> **Work order**
Reproduce every record below exactly as written, leaving out any pictures.

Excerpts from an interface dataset
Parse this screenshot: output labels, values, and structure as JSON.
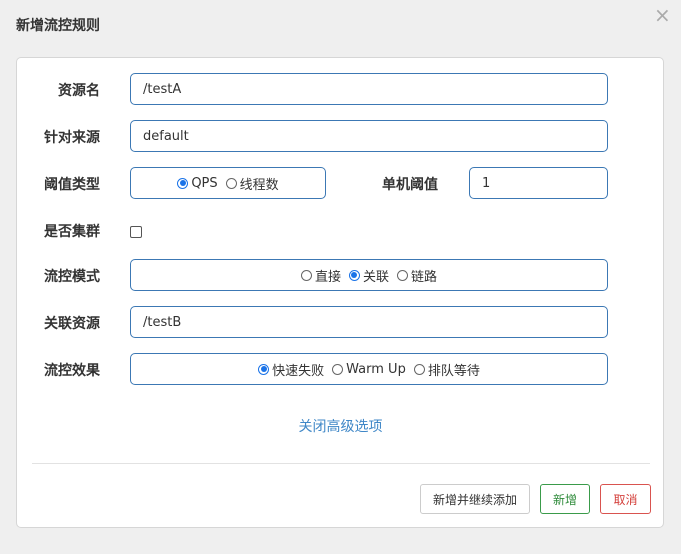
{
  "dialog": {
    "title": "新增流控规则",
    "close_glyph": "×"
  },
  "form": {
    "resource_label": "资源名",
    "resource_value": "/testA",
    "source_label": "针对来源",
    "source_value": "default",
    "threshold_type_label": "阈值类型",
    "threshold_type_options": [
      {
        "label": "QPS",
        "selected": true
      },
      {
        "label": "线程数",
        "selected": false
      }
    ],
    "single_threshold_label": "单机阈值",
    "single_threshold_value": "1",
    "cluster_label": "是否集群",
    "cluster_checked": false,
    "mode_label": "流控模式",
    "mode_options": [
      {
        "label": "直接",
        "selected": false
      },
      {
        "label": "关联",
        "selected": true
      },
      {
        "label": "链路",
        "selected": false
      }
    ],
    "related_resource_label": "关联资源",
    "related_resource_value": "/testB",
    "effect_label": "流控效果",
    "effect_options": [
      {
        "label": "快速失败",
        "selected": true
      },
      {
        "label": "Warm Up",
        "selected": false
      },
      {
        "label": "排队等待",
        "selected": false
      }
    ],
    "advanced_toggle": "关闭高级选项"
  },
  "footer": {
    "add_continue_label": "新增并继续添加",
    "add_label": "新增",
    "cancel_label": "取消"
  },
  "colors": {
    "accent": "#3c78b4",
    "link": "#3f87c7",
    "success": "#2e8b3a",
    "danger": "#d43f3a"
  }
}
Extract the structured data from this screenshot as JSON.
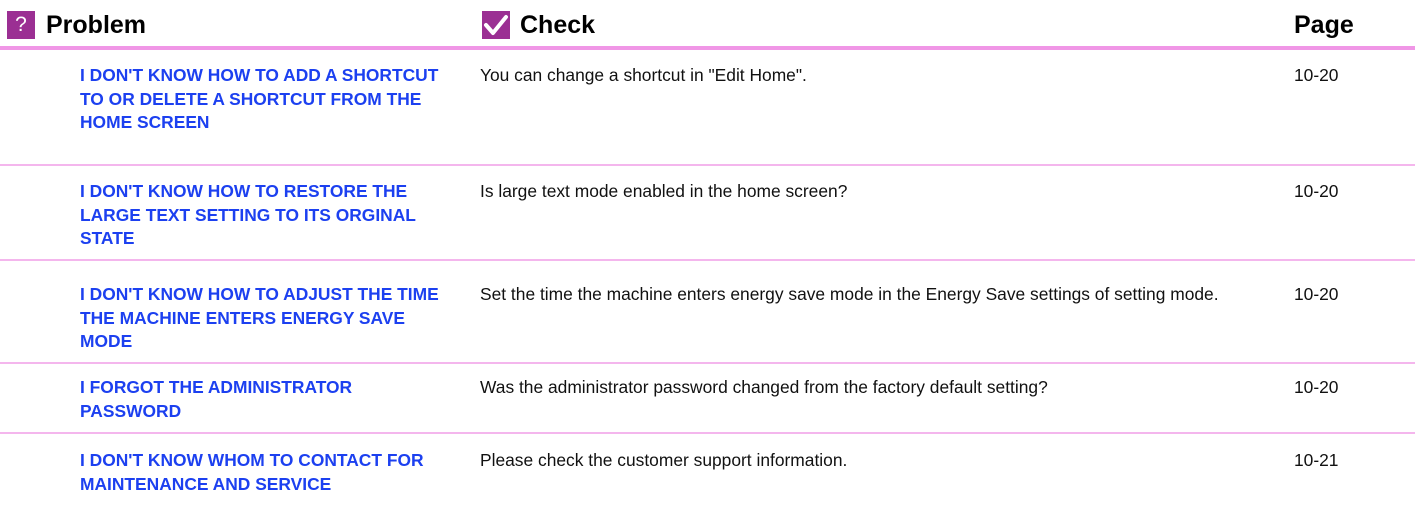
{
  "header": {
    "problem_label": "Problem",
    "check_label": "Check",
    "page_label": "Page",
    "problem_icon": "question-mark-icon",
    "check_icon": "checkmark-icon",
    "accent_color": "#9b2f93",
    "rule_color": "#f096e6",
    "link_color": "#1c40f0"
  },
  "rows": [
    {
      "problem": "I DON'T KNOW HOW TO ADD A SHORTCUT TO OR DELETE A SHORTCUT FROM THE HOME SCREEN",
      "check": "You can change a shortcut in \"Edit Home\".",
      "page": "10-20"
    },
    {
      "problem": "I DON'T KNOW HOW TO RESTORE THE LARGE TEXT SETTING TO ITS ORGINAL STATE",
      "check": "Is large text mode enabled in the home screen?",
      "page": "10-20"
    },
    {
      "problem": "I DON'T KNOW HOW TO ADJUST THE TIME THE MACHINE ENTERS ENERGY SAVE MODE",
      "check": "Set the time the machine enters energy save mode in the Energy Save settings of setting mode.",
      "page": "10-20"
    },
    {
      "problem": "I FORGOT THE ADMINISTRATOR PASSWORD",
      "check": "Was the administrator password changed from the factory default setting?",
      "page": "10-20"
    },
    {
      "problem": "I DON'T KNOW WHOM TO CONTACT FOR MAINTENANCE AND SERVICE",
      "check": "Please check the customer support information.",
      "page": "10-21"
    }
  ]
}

> **Finished exercise**
Parse this screenshot: output labels, values, and structure as JSON.
{
  "dialog": {
    "title": "新增流控规则",
    "close_glyph": "×"
  },
  "form": {
    "resource_label": "资源名",
    "resource_value": "/testA",
    "source_label": "针对来源",
    "source_value": "default",
    "threshold_type_label": "阈值类型",
    "threshold_type_options": [
      {
        "label": "QPS",
        "selected": true
      },
      {
        "label": "线程数",
        "selected": false
      }
    ],
    "single_threshold_label": "单机阈值",
    "single_threshold_value": "1",
    "cluster_label": "是否集群",
    "cluster_checked": false,
    "mode_label": "流控模式",
    "mode_options": [
      {
        "label": "直接",
        "selected": false
      },
      {
        "label": "关联",
        "selected": true
      },
      {
        "label": "链路",
        "selected": false
      }
    ],
    "related_resource_label": "关联资源",
    "related_resource_value": "/testB",
    "effect_label": "流控效果",
    "effect_options": [
      {
        "label": "快速失败",
        "selected": true
      },
      {
        "label": "Warm Up",
        "selected": false
      },
      {
        "label": "排队等待",
        "selected": false
      }
    ],
    "advanced_toggle": "关闭高级选项"
  },
  "footer": {
    "add_continue_label": "新增并继续添加",
    "add_label": "新增",
    "cancel_label": "取消"
  },
  "colors": {
    "accent": "#3c78b4",
    "link": "#3f87c7",
    "success": "#2e8b3a",
    "danger": "#d43f3a"
  }
}
Extract the structured data from this screenshot as JSON.
{
  "header": {
    "problem_label": "Problem",
    "check_label": "Check",
    "page_label": "Page",
    "problem_icon": "question-mark-icon",
    "check_icon": "checkmark-icon",
    "accent_color": "#9b2f93",
    "rule_color": "#f096e6",
    "link_color": "#1c40f0"
  },
  "rows": [
    {
      "problem": "I DON'T KNOW HOW TO ADD A SHORTCUT TO OR DELETE A SHORTCUT FROM THE HOME SCREEN",
      "check": "You can change a shortcut in \"Edit Home\".",
      "page": "10-20"
    },
    {
      "problem": "I DON'T KNOW HOW TO RESTORE THE LARGE TEXT SETTING TO ITS ORGINAL STATE",
      "check": "Is large text mode enabled in the home screen?",
      "page": "10-20"
    },
    {
      "problem": "I DON'T KNOW HOW TO ADJUST THE TIME THE MACHINE ENTERS ENERGY SAVE MODE",
      "check": "Set the time the machine enters energy save mode in the Energy Save settings of setting mode.",
      "page": "10-20"
    },
    {
      "problem": "I FORGOT THE ADMINISTRATOR PASSWORD",
      "check": "Was the administrator password changed from the factory default setting?",
      "page": "10-20"
    },
    {
      "problem": "I DON'T KNOW WHOM TO CONTACT FOR MAINTENANCE AND SERVICE",
      "check": "Please check the customer support information.",
      "page": "10-21"
    }
  ]
}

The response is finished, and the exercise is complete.